It’s a sign of real accomplishment for an artist to have a monograph of their work published. I would imagine that a few hundred are published worldwide by recognized publishing companies each year. But much more rare is the collector’s monograph. That’s right. You have amassed a collection of (x) that is so stupendous that “let’s make a book about it!” And the book costs like $60.
Of all the cults and sub-cults of audio-equipment collecting, few are more rarefied and costly than collecting antique movie-theatre equipment; especially equipment made by the Western Electric Company (hf. WE). I won’t go into WE; the company had such a complicated history filled with intense government regulation, so tightly intertwined were they with the communication industries in American life; check out wikipedia for the details. Suffice to say that, along with RCA, WE was a main manufacturer of the equipment used to playback sound in movie theatres at the dawn of the sound-film era (late 1920s). Since the equipment was designed for such purpose, quality and reliability was very high. Also massive.

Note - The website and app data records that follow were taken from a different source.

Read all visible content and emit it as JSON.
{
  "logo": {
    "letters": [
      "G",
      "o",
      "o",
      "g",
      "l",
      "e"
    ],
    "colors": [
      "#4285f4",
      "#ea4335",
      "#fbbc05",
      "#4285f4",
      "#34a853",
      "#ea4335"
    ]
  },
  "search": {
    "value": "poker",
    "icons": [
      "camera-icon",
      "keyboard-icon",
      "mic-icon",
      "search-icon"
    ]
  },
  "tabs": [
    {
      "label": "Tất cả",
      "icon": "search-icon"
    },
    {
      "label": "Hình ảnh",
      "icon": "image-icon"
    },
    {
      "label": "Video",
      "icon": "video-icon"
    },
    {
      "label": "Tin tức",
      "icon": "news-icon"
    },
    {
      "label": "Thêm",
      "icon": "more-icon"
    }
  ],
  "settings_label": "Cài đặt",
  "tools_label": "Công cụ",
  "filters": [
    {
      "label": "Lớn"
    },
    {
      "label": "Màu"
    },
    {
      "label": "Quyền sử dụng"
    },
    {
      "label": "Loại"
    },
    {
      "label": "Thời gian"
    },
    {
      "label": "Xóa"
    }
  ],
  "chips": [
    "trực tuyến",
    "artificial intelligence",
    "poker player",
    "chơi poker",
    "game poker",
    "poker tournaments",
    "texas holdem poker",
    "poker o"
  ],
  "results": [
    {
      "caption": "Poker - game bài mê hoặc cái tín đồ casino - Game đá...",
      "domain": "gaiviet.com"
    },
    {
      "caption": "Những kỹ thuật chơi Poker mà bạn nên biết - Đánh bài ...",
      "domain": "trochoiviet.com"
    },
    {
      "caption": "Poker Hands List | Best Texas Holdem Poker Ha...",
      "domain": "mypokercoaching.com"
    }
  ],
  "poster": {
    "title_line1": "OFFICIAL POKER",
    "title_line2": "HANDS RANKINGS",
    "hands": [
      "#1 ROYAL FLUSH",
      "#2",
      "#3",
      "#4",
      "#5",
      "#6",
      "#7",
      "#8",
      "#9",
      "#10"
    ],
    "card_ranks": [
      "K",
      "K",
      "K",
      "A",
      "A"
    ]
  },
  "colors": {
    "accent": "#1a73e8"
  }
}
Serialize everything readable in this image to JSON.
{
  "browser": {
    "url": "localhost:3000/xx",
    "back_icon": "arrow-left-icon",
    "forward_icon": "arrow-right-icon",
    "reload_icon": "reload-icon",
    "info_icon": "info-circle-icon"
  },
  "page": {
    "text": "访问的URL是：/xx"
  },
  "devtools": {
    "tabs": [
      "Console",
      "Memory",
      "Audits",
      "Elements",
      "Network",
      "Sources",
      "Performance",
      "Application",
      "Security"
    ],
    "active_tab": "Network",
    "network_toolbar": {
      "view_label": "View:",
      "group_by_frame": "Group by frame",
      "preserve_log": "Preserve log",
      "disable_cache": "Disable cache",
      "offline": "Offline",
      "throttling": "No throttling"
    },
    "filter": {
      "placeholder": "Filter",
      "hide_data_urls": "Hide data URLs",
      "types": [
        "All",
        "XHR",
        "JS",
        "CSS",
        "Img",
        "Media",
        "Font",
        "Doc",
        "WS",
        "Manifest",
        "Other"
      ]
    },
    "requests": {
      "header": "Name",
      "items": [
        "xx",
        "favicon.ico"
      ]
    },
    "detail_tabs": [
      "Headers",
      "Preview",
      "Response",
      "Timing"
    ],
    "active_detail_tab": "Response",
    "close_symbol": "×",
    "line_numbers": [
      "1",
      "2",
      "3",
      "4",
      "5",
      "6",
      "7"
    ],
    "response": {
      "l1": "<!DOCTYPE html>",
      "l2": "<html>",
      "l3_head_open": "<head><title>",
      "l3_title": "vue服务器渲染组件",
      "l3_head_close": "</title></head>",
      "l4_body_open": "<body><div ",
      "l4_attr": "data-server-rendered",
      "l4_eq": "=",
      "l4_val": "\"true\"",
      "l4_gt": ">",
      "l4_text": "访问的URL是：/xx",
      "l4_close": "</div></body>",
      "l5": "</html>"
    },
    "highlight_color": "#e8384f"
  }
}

(from “Recording Sound For Motion Pictures,” McGraw-Hill, 1931)
Here’s RCA’s theater system from that era:
(from ‘Audels New Electric Library,’ Audel+ Co, 1931-1958)
Mr. Yashima had quite a collection of this stuff.
(scanned from “Makoto Yashima Collection,” Seibundo, Japan)
It’s hard for me to say what the value of these WE components is, but i can easily imagine single pieces trading in the 5 figures.
Getting back down to earth, WE stopped making theatre-sound equipment in the late 1940s due to anti-trust regulations (complicated, right?), but RCA kept on building it.
This brings us into the realm of more accessible (even downright cheap!) devices. Even though this later hardware may be inexpensive nowadays, we are still dealing with equipment that is designed for ultimate reliability, and really very good fidelity. After all, tens of thousands of people sat in these theaters every year, paying a good fee in order to watch and listen to the latest films… this is a case where quality really matters.
I picked up this circa 1960 RCA 9362 booster amp for… maybe… $70? on eBay a while back. I had no idea what it was, but it looked like it might be useful in the studio. And here is where it gets technical….